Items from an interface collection
╭──

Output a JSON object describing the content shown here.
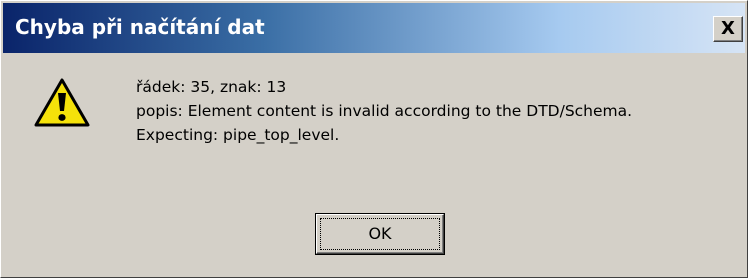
{
  "window": {
    "title": "Chyba při načítání dat",
    "close_label": "X"
  },
  "icon": {
    "name": "warning-icon",
    "fill_color": "#f5e20a",
    "outline_color": "#000000"
  },
  "message": {
    "lines": [
      "řádek: 35, znak: 13",
      "popis: Element content is invalid according to the DTD/Schema.",
      "Expecting: pipe_top_level."
    ]
  },
  "buttons": {
    "ok_label": "OK"
  },
  "colors": {
    "dialog_bg": "#d4d0c8",
    "titlebar_start": "#0a246a",
    "titlebar_end": "#d6e4f5",
    "title_text": "#ffffff"
  }
}
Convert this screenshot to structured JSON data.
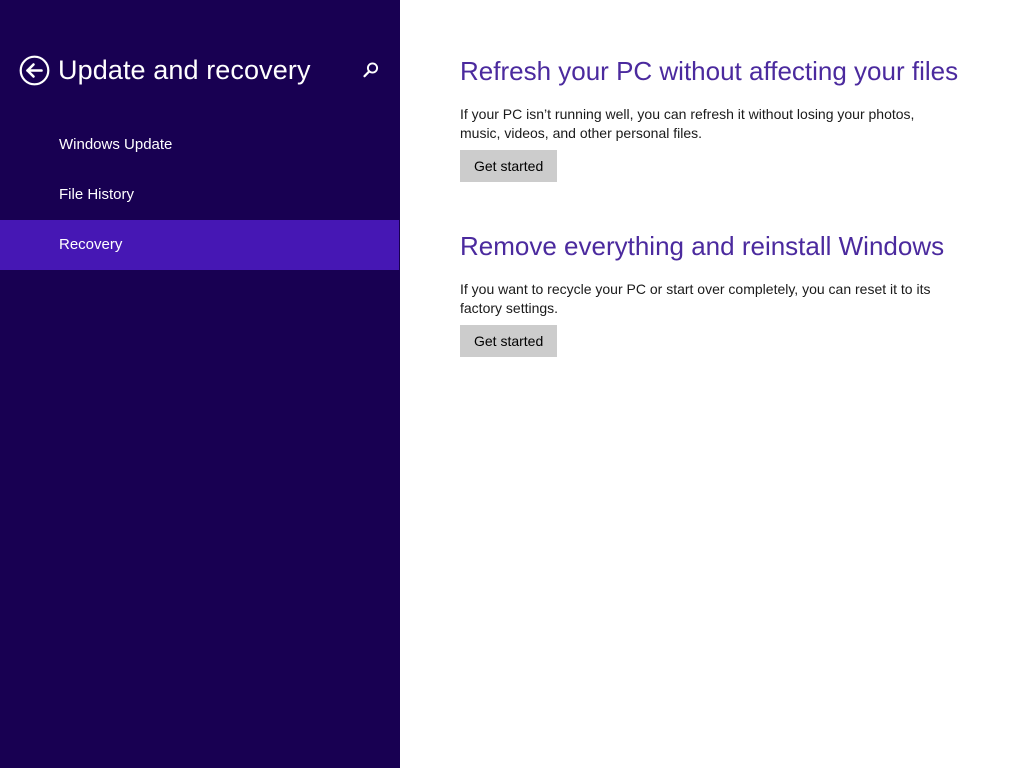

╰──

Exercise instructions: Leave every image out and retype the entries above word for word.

Final answer:
Output a JSON object describing the content shown here.
{
  "window": {
    "title": "Chyba při načítání dat",
    "close_label": "X"
  },
  "icon": {
    "name": "warning-icon",
    "fill_color": "#f5e20a",
    "outline_color": "#000000"
  },
  "message": {
    "lines": [
      "řádek: 35, znak: 13",
      "popis: Element content is invalid according to the DTD/Schema.",
      "Expecting: pipe_top_level."
    ]
  },
  "buttons": {
    "ok_label": "OK"
  },
  "colors": {
    "dialog_bg": "#d4d0c8",
    "titlebar_start": "#0a246a",
    "titlebar_end": "#d6e4f5",
    "title_text": "#ffffff"
  }
}
Convert this screenshot to structured JSON data.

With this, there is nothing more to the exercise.